» TRY IT
If a line includes the word "with", it belongs in the count; state the total for the data below and add nothing.

» EXTRACTED DATA
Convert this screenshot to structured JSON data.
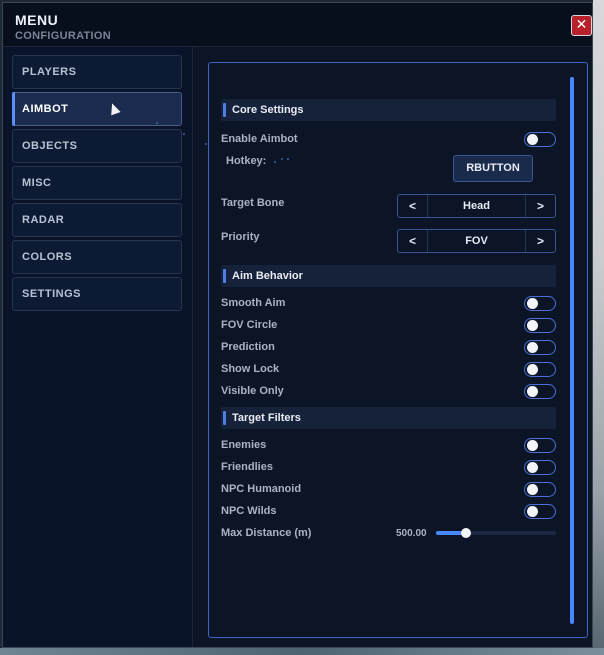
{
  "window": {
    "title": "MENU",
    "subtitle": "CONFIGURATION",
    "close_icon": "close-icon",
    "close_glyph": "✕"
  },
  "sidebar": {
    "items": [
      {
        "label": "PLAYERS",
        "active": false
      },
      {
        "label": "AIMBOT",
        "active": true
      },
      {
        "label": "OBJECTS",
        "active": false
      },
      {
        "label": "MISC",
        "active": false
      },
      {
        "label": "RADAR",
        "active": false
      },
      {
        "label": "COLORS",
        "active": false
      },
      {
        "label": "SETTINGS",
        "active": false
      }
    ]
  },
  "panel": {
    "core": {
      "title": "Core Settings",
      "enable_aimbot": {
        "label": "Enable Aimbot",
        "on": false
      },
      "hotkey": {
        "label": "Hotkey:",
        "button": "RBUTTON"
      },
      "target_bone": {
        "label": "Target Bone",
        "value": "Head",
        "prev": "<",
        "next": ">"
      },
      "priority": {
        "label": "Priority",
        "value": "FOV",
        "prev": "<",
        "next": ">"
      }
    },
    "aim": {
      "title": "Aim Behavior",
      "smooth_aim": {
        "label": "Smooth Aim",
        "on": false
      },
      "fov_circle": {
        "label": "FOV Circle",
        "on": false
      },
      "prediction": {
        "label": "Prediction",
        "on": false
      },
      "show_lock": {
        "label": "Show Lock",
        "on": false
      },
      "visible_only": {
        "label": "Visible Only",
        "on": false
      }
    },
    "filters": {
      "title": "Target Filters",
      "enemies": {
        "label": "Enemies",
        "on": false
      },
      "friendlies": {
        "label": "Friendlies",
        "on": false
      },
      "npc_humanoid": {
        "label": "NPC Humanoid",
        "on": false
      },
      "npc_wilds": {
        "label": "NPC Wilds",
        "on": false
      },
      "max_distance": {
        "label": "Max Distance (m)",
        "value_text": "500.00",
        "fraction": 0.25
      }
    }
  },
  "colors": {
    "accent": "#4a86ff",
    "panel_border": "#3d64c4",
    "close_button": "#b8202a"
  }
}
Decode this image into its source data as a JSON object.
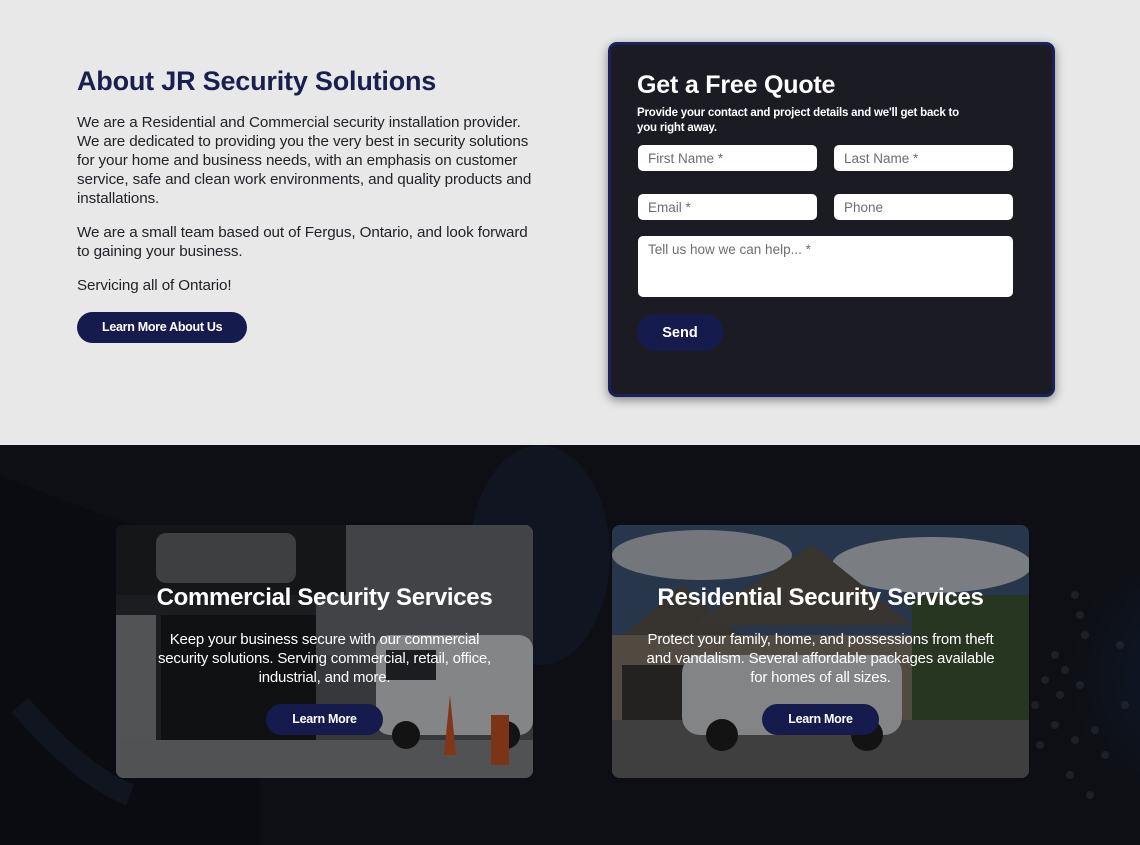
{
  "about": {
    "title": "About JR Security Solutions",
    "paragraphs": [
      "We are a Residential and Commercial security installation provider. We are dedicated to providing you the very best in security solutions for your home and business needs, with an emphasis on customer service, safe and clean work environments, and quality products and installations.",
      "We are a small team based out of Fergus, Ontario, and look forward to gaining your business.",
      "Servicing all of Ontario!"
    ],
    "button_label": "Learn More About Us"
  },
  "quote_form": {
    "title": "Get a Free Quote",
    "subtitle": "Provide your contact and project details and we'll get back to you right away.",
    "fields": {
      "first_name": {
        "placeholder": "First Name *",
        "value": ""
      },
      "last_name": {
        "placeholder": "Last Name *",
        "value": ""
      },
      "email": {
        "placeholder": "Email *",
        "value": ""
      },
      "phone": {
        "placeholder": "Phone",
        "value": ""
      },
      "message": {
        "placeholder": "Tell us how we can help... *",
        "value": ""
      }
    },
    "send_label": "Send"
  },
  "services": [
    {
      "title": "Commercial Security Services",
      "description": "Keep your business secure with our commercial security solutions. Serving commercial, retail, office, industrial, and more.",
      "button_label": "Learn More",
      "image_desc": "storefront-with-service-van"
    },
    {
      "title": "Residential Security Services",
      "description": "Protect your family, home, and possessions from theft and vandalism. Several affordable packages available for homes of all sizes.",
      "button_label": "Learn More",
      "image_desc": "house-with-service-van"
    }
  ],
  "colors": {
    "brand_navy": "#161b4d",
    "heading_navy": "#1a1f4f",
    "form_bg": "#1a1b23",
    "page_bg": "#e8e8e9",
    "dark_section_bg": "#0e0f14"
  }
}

» ANSWER TO THE EXERCISE
4